## ABOUT THIS EXERCISE
Below is a set of records. Repeat them verbatim without the pictures.

Website and app data records
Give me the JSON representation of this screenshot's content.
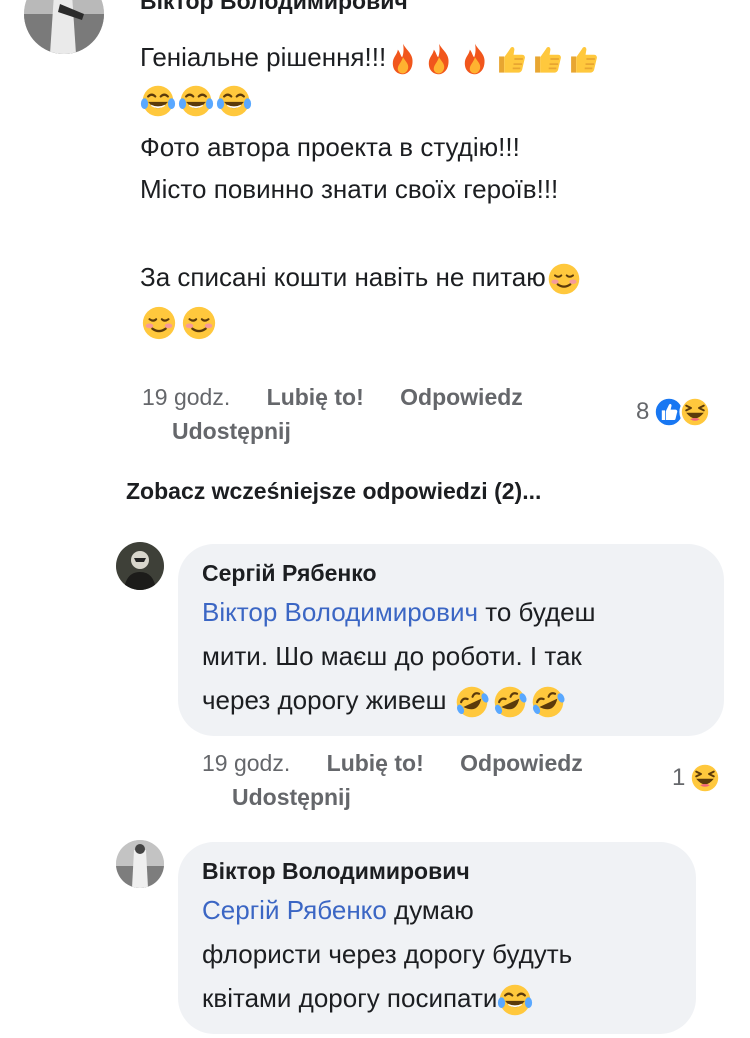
{
  "comments": [
    {
      "author": "Віктор Володимирович",
      "lines": [
        "Геніальне рішення!!!",
        "",
        "Фото автора проекта в студію!!!",
        "Місто повинно знати своїх героїв!!!",
        "",
        "За списані кошти навіть не питаю",
        ""
      ],
      "time": "19 godz.",
      "like": "Lubię to!",
      "reply": "Odpowiedz",
      "share": "Udostępnij",
      "reactions_count": "8"
    },
    {
      "author": "Сергій Рябенко",
      "mention": "Віктор Володимирович",
      "line1_rest": " то будеш",
      "line2": "мити. Шо маєш до роботи. І так",
      "line3": "через дорогу живеш ",
      "time": "19 godz.",
      "like": "Lubię to!",
      "reply": "Odpowiedz",
      "share": "Udostępnij",
      "reactions_count": "1"
    },
    {
      "author": "Віктор Володимирович",
      "mention": "Сергій Рябенко",
      "line1_rest": "  думаю",
      "line2": "флористи через дорогу будуть",
      "line3": "квітами дорогу посипати"
    }
  ],
  "previous_replies": "Zobacz wcześniejsze odpowiedzi (2)...",
  "colors": {
    "bubble": "#f0f2f5",
    "mention": "#3b66c4",
    "meta": "#65676b",
    "like_blue": "#1877f2",
    "emoji_yellow": "#ffc83d"
  },
  "icons": [
    "fire-emoji",
    "thumbs-up-emoji",
    "tears-of-joy-emoji",
    "smiling-emoji",
    "rofl-emoji",
    "like-reaction-icon",
    "haha-reaction-icon"
  ]
}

## SOLUTION FOR THIS TASK
Give me the JSON representation of this screenshot's content.
{
  "comments": [
    {
      "author": "Віктор Володимирович",
      "lines": [
        "Геніальне рішення!!!",
        "",
        "Фото автора проекта в студію!!!",
        "Місто повинно знати своїх героїв!!!",
        "",
        "За списані кошти навіть не питаю",
        ""
      ],
      "time": "19 godz.",
      "like": "Lubię to!",
      "reply": "Odpowiedz",
      "share": "Udostępnij",
      "reactions_count": "8"
    },
    {
      "author": "Сергій Рябенко",
      "mention": "Віктор Володимирович",
      "line1_rest": " то будеш",
      "line2": "мити. Шо маєш до роботи. І так",
      "line3": "через дорогу живеш ",
      "time": "19 godz.",
      "like": "Lubię to!",
      "reply": "Odpowiedz",
      "share": "Udostępnij",
      "reactions_count": "1"
    },
    {
      "author": "Віктор Володимирович",
      "mention": "Сергій Рябенко",
      "line1_rest": "  думаю",
      "line2": "флористи через дорогу будуть",
      "line3": "квітами дорогу посипати"
    }
  ],
  "previous_replies": "Zobacz wcześniejsze odpowiedzi (2)...",
  "colors": {
    "bubble": "#f0f2f5",
    "mention": "#3b66c4",
    "meta": "#65676b",
    "like_blue": "#1877f2",
    "emoji_yellow": "#ffc83d"
  },
  "icons": [
    "fire-emoji",
    "thumbs-up-emoji",
    "tears-of-joy-emoji",
    "smiling-emoji",
    "rofl-emoji",
    "like-reaction-icon",
    "haha-reaction-icon"
  ]
}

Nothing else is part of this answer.